#### Work instructions:
Please copy out every line in the entries that includes the word "icon".

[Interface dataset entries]
****************
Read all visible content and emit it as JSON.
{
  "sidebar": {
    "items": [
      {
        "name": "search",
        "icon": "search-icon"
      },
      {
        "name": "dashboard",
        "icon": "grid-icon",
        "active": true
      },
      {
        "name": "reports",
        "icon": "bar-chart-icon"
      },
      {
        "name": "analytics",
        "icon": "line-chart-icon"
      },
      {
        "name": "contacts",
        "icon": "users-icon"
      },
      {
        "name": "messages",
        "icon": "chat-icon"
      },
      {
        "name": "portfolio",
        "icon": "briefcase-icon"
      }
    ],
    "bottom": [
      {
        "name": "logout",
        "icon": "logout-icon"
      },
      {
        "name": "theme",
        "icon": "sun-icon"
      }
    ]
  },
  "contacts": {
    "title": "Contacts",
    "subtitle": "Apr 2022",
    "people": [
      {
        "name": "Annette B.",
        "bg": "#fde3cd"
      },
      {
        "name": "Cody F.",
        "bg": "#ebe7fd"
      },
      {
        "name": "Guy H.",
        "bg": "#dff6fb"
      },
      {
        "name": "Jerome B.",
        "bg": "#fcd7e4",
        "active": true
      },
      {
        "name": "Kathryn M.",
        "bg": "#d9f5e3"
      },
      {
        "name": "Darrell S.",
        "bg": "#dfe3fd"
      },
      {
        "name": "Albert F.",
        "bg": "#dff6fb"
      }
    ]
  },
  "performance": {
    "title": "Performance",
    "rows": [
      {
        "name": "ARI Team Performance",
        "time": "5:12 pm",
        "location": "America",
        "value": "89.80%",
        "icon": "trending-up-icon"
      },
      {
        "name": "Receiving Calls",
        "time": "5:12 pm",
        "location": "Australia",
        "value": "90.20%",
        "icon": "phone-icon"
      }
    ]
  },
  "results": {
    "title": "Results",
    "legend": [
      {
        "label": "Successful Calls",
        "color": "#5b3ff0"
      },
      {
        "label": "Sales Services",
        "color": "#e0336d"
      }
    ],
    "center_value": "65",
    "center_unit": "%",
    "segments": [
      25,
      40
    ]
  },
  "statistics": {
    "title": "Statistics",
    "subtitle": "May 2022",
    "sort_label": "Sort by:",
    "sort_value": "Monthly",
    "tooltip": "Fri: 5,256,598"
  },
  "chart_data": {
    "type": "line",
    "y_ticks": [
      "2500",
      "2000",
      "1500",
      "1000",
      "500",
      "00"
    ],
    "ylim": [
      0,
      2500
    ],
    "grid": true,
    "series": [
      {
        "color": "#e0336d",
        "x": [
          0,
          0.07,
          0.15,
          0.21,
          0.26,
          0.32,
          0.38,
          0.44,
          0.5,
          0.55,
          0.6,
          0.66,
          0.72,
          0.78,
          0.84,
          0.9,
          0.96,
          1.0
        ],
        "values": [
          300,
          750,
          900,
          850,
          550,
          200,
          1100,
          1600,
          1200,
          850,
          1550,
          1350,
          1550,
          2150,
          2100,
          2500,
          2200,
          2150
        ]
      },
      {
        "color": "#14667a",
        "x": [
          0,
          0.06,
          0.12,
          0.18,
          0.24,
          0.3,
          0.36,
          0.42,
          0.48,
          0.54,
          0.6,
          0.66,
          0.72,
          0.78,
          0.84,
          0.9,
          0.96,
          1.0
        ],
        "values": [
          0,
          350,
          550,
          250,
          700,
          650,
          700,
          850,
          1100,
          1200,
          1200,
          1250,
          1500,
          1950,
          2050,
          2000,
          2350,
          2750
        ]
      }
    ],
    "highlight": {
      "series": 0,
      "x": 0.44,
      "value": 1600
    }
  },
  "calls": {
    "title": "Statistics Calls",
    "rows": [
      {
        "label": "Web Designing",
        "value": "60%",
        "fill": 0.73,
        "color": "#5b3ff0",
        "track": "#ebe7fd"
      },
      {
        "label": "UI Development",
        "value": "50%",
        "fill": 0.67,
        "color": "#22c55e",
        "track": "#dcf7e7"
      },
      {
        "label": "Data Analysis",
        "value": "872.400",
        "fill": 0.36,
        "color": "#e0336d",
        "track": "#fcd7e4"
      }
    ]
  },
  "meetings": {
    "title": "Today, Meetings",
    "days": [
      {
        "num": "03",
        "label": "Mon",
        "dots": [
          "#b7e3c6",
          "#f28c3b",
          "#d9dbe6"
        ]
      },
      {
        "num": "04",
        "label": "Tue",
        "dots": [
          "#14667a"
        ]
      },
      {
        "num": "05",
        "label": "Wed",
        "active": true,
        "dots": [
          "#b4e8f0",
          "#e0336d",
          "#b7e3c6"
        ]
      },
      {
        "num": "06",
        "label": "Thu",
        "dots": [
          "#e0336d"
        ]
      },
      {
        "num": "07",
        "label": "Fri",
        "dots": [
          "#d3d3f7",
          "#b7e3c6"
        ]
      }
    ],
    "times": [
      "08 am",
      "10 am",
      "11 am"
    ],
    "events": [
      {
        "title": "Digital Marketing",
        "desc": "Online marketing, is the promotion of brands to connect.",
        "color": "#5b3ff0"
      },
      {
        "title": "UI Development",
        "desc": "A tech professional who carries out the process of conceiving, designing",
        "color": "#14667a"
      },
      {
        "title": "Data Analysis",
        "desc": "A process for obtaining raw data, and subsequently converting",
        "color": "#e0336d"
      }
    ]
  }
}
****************
#### The answer:
        "icon": "search-icon"
        "icon": "grid-icon",
        "icon": "bar-chart-icon"
        "icon": "line-chart-icon"
        "icon": "users-icon"
        "icon": "chat-icon"
        "icon": "briefcase-icon"
        "icon": "logout-icon"
        "icon": "sun-icon"
        "icon": "trending-up-icon"
        "icon": "phone-icon"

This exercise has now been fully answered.